THE PROBLEM: Search the records that follow and extract every line containing the string "Cabine".

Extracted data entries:
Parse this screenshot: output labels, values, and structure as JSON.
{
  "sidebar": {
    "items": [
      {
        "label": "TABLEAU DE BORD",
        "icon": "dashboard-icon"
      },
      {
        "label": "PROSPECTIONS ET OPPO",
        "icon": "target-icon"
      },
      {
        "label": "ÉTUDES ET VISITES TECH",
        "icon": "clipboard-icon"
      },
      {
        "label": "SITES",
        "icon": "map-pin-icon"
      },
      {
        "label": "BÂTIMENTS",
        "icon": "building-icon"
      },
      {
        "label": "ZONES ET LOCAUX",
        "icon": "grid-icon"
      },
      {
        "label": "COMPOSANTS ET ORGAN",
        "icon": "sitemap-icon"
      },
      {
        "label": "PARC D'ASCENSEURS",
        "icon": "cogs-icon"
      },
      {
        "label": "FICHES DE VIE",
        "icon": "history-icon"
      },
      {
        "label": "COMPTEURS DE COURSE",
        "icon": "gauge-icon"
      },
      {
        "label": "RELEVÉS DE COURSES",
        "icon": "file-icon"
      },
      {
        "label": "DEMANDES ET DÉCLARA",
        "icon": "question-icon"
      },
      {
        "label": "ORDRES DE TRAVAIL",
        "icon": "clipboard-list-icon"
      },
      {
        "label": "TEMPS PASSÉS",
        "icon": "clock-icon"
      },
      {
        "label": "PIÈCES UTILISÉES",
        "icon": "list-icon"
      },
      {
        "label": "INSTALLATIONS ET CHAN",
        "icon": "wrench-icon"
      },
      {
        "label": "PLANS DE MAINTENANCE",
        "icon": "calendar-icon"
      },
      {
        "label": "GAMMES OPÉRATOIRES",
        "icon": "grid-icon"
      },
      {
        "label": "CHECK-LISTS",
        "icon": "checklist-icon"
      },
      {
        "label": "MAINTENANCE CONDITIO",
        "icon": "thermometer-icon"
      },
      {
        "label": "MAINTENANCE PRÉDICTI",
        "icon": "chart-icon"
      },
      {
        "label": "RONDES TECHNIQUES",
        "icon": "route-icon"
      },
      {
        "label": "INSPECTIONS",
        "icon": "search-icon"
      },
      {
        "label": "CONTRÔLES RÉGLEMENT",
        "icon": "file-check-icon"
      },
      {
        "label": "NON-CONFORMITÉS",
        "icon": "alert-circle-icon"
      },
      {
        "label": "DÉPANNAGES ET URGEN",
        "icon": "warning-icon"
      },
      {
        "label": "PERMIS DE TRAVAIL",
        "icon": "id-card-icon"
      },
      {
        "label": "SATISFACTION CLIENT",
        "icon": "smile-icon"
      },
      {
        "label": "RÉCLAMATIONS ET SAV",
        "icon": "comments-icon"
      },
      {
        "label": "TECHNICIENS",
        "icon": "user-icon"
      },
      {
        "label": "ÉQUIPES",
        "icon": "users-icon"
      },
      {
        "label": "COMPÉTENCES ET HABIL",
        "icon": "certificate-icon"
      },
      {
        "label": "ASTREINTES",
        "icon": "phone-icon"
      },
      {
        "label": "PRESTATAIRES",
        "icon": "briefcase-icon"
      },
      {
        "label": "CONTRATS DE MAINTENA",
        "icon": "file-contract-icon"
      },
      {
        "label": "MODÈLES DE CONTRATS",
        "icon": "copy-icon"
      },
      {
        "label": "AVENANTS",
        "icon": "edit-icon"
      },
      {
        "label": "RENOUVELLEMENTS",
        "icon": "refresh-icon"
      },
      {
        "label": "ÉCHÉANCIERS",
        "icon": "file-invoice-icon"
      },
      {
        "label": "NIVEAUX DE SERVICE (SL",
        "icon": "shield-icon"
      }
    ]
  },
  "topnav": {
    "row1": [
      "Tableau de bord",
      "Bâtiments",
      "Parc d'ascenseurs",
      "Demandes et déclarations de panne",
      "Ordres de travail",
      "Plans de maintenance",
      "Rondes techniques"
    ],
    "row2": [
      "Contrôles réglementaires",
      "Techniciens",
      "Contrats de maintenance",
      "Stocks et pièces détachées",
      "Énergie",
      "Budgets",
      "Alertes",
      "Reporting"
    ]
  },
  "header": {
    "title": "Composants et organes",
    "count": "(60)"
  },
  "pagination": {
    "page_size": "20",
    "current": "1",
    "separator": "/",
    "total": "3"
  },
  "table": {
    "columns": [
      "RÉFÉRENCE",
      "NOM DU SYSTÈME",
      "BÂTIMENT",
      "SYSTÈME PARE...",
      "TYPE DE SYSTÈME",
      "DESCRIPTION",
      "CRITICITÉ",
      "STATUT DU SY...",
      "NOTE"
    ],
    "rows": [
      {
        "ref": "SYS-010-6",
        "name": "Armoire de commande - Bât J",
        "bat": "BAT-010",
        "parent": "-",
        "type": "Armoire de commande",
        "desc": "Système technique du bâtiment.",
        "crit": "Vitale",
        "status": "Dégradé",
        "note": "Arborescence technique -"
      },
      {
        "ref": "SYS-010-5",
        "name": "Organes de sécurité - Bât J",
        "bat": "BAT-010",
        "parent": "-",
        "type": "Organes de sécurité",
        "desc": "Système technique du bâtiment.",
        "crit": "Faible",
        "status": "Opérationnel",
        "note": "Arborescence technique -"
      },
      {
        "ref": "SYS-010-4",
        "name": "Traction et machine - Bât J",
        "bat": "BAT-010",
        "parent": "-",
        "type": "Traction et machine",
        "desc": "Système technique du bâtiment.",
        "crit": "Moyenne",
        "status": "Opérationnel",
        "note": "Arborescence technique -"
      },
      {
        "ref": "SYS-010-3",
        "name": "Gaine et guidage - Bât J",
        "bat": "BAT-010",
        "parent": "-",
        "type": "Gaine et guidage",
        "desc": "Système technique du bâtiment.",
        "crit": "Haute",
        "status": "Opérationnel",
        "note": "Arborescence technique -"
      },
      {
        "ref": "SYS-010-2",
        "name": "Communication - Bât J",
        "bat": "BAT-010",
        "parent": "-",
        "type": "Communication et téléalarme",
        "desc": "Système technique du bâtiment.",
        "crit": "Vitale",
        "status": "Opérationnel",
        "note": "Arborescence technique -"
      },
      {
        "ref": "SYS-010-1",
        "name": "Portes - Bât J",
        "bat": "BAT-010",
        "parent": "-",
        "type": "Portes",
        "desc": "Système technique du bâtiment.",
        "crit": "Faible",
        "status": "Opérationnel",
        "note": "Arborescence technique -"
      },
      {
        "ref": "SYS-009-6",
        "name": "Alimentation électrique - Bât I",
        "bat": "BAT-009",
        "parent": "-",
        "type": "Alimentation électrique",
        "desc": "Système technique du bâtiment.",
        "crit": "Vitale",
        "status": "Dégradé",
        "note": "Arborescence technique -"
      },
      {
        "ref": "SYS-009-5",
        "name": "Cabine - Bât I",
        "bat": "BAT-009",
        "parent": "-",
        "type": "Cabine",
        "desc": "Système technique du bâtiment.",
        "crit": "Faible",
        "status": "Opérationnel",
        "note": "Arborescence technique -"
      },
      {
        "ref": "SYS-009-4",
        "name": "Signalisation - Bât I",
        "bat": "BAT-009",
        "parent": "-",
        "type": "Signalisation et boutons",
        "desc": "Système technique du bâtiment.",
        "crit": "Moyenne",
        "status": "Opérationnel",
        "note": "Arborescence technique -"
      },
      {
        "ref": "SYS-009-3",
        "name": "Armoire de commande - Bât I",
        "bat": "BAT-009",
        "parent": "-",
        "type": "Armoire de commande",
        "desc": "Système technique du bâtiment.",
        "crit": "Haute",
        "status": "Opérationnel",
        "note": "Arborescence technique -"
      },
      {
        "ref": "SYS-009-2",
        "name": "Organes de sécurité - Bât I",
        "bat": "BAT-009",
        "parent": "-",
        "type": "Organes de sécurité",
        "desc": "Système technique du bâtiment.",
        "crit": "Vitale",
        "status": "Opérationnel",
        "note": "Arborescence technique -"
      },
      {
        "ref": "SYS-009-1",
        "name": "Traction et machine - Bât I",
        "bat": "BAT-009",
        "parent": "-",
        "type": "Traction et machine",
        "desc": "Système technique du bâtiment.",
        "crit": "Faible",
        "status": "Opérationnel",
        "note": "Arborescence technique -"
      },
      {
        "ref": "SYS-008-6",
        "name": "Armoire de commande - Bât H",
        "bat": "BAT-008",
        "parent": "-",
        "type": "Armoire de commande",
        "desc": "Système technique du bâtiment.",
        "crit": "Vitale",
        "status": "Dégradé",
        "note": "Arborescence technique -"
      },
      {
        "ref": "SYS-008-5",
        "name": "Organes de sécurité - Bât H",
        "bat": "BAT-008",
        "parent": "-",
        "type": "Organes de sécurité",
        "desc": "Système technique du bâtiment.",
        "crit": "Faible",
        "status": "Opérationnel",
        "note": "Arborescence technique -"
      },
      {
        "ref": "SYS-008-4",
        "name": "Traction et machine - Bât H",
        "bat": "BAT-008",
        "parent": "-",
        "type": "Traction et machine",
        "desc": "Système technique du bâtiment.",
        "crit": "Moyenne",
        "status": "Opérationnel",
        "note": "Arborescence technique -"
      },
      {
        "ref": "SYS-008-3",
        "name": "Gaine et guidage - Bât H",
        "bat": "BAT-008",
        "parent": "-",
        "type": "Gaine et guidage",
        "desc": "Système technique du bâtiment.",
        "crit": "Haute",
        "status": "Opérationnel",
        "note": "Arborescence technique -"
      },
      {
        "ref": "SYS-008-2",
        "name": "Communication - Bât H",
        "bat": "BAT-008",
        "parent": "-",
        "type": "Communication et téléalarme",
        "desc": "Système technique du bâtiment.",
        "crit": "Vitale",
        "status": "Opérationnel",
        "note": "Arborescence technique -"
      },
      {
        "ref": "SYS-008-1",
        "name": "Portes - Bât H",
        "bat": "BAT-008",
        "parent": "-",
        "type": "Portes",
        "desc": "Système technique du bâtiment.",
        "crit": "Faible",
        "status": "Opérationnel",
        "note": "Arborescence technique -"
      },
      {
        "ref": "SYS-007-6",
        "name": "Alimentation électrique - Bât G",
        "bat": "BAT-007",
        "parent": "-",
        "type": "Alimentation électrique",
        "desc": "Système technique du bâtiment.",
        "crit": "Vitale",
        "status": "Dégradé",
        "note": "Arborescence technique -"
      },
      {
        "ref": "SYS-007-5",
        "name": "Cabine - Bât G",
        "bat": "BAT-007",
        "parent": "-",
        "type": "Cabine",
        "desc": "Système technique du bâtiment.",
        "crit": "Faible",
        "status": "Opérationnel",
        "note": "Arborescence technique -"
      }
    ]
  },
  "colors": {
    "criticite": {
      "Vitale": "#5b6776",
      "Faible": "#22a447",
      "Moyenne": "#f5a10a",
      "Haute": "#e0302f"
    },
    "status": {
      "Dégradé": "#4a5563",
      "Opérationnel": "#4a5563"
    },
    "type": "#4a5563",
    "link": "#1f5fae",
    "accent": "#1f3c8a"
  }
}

RESULT FOR THIS EXERCISE:
        "name": "Cabine - Bât I",
        "type": "Cabine",
        "name": "Cabine - Bât G",
        "type": "Cabine",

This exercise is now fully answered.